During the study period, pharmacists made a total of 398 interventions, of which 366 were related to drug orders. Physicians accepted 362, or 99% of the recommendations. Nearly half were clarifications or corrections to an order. The errors found by the pharmacists included wrong doses, wrong frequencies, inappropriate choices, and duplicate therapies. In 100 instances, pharmacists provided drug use information. They recommended alternative therapies in 47 cases, and several times identified potential problems with drug interactions and allergies.
Overall, the study found that the rate of adverse drug events caused by prescribing errors was reduced by 66% during the six months pharmacists were involved. In the control unit, there was essentially no change in the rate of medication errors during the same period of time.
The authors concluded: "The participation of a pharmacist on rounds with the medical team in an ICU is a powerful means of reducing the risk of adverse drug events caused by prescribing errors." They wrote that computerized physician order entry also can significantly reduce the rate of serious medication errors. But since most hospitals do not use this technology, they say, "The incorporation of a pharmacist into the patient care team is a more feasible alternative . . . especially in units with high medication use."

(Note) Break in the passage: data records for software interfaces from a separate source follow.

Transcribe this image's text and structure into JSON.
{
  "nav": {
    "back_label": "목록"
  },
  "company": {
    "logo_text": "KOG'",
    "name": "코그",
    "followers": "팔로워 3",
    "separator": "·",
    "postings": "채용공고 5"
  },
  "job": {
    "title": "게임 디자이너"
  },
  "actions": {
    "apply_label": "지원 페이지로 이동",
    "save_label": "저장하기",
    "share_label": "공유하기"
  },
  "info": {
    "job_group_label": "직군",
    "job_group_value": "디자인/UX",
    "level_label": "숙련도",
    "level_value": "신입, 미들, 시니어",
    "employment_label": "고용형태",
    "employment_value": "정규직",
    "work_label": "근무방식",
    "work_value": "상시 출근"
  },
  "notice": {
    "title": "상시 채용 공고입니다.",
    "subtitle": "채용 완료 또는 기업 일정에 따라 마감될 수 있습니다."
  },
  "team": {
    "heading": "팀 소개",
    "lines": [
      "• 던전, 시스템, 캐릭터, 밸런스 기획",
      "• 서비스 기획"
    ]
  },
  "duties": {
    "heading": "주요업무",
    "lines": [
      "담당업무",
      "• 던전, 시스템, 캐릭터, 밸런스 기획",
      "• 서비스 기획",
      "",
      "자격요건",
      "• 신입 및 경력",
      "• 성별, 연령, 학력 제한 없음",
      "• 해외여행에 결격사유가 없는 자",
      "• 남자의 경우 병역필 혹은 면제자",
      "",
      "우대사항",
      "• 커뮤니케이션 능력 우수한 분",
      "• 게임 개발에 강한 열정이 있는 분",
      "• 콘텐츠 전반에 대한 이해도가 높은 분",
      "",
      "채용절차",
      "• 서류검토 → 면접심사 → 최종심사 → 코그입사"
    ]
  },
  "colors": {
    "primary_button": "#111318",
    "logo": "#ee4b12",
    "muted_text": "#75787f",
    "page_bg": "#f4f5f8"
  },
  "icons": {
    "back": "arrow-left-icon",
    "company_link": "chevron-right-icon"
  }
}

Cullen also notes the practicality of a pharmacist on rounds, which on average, required three hours each day to complete. "There are clinical pharmacists at many hospitals who have a great deal of knowledge and are not used by physicians as they should be. They are not as accessible as they should be. We felt that having a pharmacist would make a difference, so the pharmacy department found ways to back and fill during the course of the study."
The study was partially funded by a grant from the American Society of Health-System Pharmacists Research and Education Foundation as part of its system changes and outcomes project on adverse drug event prevention.
"Obviously, we were pleased with the results and to some degree were expecting them," says assistant program director for research Helen Waldren.
"It was interesting that, as the author’s found, pharmacists were well accepted on the team, more so after the impression by medical staff that [pharmacists] were primarily concerned with cost in their decision making, which is a mindset projected a lot onto different departments by each other these days," she says. "It’s also noteworthy that pharmacists reported that developing interpersonal relationships helped a lot on all counts."
[Additional information is available on the AMA’s Web site at www.ama-assn.org. ASHP’s grant office can be reached through (301) 657-3000.]